Begin at the line holding "Convert this screenshot" and set down exactly each line through the last one below, omitting pictures. Include nothing else.

**** DATA LISTING ****

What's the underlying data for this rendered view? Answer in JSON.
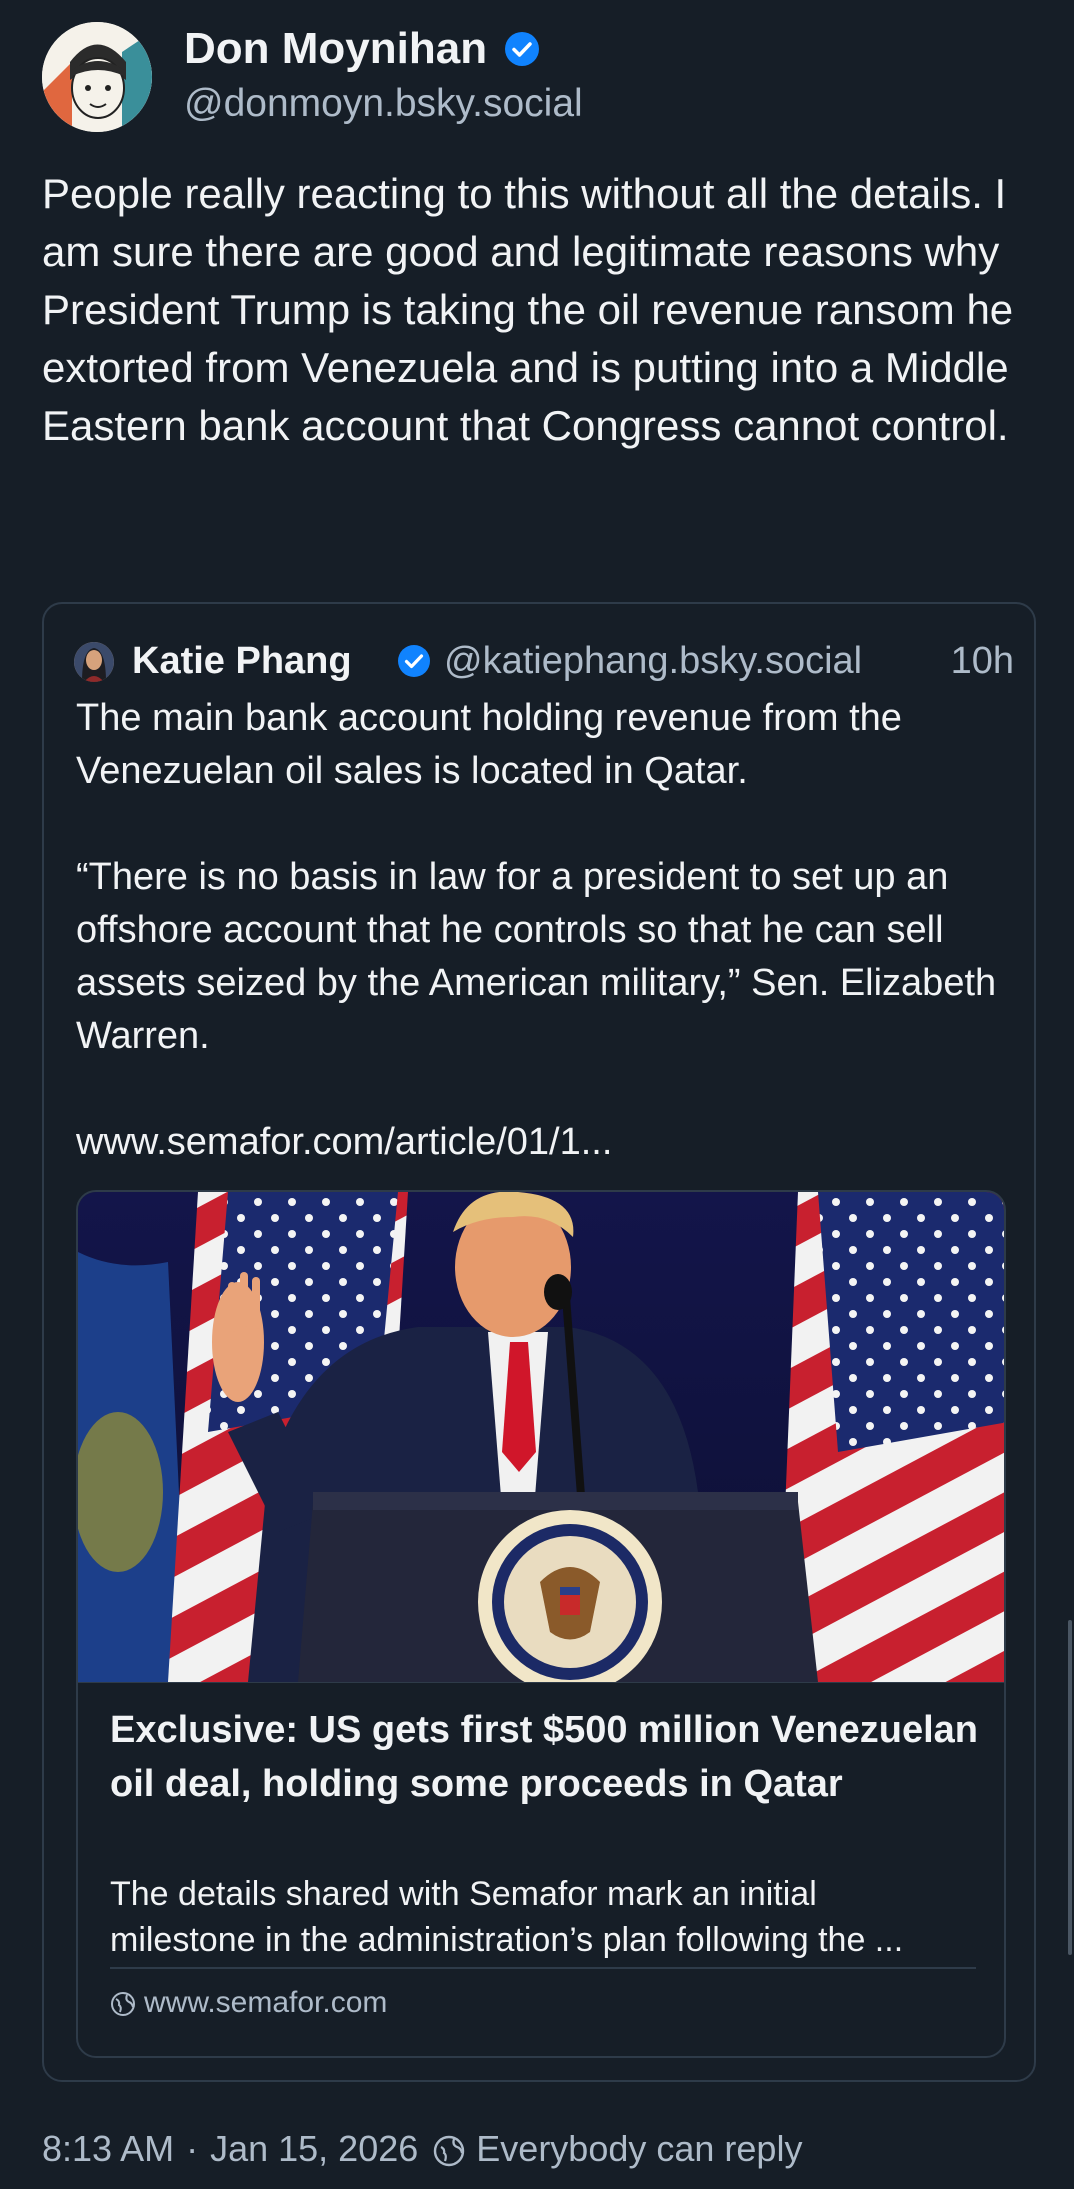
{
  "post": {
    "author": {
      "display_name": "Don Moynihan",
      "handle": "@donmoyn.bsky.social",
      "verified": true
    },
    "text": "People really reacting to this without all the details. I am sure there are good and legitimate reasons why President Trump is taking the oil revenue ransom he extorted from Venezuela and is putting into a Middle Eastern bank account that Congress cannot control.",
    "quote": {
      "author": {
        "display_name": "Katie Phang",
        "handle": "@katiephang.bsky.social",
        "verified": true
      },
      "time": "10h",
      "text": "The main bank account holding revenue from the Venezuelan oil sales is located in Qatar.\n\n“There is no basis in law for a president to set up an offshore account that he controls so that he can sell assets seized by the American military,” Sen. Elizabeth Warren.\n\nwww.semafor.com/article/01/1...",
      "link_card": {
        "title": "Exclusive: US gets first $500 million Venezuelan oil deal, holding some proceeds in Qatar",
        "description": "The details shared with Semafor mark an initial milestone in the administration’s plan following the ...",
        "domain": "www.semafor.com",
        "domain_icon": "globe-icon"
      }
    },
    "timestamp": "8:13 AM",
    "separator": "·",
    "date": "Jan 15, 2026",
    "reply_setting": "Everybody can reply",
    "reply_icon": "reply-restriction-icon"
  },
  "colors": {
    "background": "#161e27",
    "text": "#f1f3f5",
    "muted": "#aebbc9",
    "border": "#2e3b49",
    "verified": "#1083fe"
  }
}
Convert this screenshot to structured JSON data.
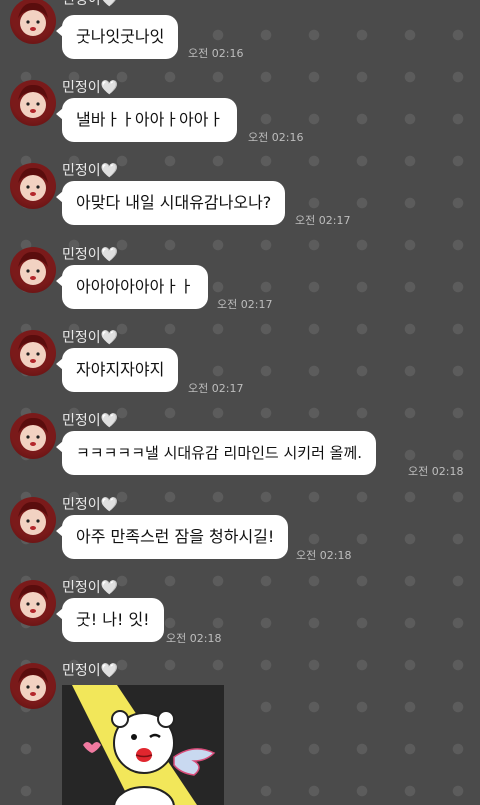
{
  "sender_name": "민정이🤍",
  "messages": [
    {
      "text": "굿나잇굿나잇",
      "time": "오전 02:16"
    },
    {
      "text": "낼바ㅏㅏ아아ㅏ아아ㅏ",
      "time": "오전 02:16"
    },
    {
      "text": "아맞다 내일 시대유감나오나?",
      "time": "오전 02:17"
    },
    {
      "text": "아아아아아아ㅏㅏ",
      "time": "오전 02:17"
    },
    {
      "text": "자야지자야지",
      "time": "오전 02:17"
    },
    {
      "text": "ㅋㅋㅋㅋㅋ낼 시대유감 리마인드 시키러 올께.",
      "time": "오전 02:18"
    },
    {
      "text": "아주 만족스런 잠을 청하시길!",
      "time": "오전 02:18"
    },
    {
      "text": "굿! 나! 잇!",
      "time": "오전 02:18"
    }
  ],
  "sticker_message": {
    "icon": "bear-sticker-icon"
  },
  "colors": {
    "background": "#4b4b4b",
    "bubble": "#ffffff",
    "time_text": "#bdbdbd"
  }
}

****

== THE ANSWER ==
Convert this screenshot to structured JSON data.
{
  "sender_name": "민정이🤍",
  "messages": [
    {
      "text": "굿나잇굿나잇",
      "time": "오전 02:16"
    },
    {
      "text": "낼바ㅏㅏ아아ㅏ아아ㅏ",
      "time": "오전 02:16"
    },
    {
      "text": "아맞다 내일 시대유감나오나?",
      "time": "오전 02:17"
    },
    {
      "text": "아아아아아아ㅏㅏ",
      "time": "오전 02:17"
    },
    {
      "text": "자야지자야지",
      "time": "오전 02:17"
    },
    {
      "text": "ㅋㅋㅋㅋㅋ낼 시대유감 리마인드 시키러 올께.",
      "time": "오전 02:18"
    },
    {
      "text": "아주 만족스런 잠을 청하시길!",
      "time": "오전 02:18"
    },
    {
      "text": "굿! 나! 잇!",
      "time": "오전 02:18"
    }
  ],
  "sticker_message": {
    "icon": "bear-sticker-icon"
  },
  "colors": {
    "background": "#4b4b4b",
    "bubble": "#ffffff",
    "time_text": "#bdbdbd"
  }
}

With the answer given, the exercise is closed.